A company official believes imports have become expensive for these carmakers, but Chinese auto players may benefit as Pakistan expresses willingness to use yuan in the country.
Several carmakers are looking to enter Pakistan’s auto industry and some have already started operations. The development comes as they hope to benefit from Pakistan’s Auto Development Policy 2016-21, through which they have been given various incentives under the greenfield and brownfield categories.
However, the recent free-fall of the Pakistani rupee against the US dollar would be a challenge for both established and new players but courtesy CPEC, Chinese automakers may not face the same fate, said the official.
The rupee has weakened 22% in the last seven months as the country tackles with a current account deficit that has surged to $18 billion in FY18.
“South Korean, Japanese and European companies would certainly struggle following rupee devaluation,” said a company director who requested anonymity. “Their CBUs (Completely Built Units) and CKDs (Completely Knocked Units) would certainly be more expensive.
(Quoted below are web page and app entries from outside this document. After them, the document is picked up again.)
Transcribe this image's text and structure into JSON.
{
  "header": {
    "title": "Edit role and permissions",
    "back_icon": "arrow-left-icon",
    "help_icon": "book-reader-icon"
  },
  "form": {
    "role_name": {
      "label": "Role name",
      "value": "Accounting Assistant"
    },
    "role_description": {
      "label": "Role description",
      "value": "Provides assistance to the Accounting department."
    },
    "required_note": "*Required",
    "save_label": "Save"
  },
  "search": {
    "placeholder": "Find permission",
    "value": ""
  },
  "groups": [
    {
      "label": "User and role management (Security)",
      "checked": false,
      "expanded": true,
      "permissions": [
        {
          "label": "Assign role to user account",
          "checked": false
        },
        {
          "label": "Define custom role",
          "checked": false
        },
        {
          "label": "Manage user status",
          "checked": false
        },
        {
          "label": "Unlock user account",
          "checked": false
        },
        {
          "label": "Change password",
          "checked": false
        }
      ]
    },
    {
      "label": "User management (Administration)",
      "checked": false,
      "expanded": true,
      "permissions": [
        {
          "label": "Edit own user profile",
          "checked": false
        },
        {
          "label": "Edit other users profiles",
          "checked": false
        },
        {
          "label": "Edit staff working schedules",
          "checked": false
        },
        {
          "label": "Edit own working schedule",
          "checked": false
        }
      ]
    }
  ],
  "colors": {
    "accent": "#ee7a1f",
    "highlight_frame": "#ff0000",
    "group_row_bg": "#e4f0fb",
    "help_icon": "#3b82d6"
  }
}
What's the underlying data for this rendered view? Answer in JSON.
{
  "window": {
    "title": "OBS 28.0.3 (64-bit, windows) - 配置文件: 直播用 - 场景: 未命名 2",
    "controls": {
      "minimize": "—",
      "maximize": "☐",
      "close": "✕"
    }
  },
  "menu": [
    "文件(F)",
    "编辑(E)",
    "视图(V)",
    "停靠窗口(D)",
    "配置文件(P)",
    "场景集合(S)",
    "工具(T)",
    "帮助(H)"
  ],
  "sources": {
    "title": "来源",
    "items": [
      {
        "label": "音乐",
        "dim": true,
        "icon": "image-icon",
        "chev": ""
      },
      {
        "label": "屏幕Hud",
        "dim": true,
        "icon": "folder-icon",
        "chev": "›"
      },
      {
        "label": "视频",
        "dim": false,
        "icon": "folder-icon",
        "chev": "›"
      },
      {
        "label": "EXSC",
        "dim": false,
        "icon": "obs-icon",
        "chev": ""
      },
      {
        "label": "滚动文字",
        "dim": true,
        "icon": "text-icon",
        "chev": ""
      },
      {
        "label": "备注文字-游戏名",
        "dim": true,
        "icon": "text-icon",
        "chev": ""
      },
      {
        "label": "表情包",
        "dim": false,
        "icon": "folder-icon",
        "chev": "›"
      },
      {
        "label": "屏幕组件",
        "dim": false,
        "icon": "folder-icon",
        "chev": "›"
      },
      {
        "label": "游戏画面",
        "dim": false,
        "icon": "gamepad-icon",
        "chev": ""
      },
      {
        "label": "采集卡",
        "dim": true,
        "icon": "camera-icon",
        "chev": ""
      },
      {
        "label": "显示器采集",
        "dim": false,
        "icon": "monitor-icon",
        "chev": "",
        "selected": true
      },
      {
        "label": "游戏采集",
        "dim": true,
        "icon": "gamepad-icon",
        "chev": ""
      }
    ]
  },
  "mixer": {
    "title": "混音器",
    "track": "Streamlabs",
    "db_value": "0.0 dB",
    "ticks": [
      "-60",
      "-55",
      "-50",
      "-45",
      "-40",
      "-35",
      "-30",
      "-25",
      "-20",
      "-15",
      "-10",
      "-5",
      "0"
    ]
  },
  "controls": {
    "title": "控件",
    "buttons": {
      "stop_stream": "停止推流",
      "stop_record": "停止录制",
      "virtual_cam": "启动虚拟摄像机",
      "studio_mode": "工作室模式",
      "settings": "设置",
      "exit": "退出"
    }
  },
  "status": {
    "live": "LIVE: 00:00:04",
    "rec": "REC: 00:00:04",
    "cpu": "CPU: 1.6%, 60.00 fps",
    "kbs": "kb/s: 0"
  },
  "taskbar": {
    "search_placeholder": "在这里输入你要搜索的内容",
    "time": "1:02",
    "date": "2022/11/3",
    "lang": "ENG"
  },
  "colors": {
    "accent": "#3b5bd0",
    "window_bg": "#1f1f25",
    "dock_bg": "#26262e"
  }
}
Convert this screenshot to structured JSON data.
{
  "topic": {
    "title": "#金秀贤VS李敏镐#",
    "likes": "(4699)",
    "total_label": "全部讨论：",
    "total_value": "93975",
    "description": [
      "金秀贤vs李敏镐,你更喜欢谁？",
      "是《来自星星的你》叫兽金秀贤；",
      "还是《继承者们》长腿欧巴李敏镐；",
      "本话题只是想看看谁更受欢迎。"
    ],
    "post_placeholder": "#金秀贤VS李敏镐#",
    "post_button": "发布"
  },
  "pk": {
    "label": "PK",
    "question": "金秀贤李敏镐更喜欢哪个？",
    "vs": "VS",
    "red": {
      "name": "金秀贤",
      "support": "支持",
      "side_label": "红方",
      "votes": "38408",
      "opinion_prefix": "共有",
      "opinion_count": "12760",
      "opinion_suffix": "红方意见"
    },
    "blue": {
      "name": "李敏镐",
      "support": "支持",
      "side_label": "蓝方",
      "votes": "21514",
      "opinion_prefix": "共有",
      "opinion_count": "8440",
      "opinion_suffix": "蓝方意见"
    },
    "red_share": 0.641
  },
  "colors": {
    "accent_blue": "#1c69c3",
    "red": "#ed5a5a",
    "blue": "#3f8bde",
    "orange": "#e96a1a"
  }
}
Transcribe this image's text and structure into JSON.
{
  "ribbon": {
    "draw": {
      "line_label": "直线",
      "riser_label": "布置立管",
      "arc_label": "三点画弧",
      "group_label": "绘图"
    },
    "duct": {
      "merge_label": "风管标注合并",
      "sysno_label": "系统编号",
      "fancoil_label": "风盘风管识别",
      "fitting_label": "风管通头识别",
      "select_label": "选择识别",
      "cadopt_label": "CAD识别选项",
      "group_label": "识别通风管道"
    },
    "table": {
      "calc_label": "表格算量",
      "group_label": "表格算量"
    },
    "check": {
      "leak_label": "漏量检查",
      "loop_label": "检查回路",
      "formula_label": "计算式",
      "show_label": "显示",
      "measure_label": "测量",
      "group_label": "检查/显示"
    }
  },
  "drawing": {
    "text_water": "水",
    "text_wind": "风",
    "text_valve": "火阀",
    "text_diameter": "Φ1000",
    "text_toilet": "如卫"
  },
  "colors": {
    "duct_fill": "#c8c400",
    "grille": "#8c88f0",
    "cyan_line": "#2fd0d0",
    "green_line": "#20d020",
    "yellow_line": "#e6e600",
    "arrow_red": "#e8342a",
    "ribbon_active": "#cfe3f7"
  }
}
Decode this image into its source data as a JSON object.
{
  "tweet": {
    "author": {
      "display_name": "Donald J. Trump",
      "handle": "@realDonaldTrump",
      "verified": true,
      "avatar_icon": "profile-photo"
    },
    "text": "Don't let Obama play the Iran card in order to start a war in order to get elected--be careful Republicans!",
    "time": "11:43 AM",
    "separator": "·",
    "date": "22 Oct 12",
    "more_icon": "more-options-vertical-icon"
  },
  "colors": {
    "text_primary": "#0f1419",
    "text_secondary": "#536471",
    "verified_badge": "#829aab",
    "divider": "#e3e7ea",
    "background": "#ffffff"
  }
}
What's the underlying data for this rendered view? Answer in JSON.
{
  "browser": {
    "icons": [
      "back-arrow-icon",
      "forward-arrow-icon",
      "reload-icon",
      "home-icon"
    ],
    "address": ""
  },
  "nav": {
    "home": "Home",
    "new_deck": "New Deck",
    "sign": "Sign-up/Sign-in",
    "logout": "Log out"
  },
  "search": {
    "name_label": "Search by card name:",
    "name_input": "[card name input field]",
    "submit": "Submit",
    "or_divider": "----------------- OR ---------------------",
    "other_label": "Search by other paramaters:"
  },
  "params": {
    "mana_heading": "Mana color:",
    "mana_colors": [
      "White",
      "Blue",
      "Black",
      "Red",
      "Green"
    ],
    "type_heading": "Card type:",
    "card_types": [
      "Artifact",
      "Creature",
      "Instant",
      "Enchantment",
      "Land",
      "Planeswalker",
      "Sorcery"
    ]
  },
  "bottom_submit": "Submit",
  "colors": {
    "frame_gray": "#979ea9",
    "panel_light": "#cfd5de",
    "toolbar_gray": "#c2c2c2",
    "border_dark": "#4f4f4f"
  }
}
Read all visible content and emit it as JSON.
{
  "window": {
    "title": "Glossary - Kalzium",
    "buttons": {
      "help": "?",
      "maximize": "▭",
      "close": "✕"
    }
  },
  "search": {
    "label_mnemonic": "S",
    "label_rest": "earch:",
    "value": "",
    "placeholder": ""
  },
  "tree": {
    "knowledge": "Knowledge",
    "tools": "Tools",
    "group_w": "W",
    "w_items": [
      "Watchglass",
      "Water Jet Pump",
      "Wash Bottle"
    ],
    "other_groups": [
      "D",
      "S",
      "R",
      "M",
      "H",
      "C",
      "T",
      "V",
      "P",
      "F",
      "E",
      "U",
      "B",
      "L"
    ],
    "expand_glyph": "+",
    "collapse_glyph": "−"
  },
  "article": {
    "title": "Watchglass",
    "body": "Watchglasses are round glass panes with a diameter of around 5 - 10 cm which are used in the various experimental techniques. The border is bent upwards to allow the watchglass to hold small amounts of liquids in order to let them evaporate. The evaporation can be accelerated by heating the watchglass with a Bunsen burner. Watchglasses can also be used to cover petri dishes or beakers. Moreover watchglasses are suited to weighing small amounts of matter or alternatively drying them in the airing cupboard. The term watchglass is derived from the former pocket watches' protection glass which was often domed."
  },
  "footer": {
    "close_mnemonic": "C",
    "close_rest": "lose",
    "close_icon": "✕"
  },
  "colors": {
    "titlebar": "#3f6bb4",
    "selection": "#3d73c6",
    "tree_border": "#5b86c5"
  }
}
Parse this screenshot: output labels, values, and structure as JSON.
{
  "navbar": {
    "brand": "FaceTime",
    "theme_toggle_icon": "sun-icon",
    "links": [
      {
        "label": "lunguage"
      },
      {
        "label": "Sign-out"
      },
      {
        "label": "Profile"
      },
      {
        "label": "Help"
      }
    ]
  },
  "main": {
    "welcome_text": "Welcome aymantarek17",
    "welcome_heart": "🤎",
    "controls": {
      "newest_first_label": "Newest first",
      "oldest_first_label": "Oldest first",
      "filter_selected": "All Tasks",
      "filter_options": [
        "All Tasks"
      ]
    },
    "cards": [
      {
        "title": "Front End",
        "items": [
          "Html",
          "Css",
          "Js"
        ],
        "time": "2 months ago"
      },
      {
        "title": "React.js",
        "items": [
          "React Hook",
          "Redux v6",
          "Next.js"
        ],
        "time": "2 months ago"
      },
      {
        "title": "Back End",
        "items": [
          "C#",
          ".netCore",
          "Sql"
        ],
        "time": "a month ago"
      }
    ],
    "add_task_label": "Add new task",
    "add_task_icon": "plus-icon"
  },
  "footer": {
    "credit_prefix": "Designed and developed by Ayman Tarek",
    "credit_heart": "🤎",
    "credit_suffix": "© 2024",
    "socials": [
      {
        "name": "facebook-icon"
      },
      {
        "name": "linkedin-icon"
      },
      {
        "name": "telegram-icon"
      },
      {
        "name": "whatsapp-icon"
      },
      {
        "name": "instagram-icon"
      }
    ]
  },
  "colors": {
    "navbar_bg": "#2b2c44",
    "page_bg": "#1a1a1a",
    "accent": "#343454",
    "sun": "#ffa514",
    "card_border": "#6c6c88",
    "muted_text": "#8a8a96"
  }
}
Moreover, the machinery they import to establish their plants would also be more expensive now.”
However, the official added that there is a chance that the RMB (yuan) may also be used as currency in Pakistan, which would save China’s auto companies from a similar loss.
Pakistan and China have increased the rupee-yuan swap amounting from 10 billion (Rs165billion) to 20 billion Chinese Yuan (to 351billion) for the next three years. The two neighboring countries have started using yuan and rupees for bilateral trade, reducing dependence on the US dollar and, with it, volatility in exchange rate parity.
Three companies from South Korea, including Kia, Hyundai and Daehan, and French carmaker Renault along with Japan’s Nissan are vying to enter Pakistan. They add to the list of three Japanese companies already operating in Pakistan that saw sales of 216,786 units in FY18, a 17% year-on-year growth.
On the other hand, Chinese companies Jinbei, Changan, JW Forland and some other companies are also looking to operate in Pakistan, where the motorisation rate of 18 per 1,000 persons gives room to expand.
Published in The Express Tribune, July 22nd, 2018.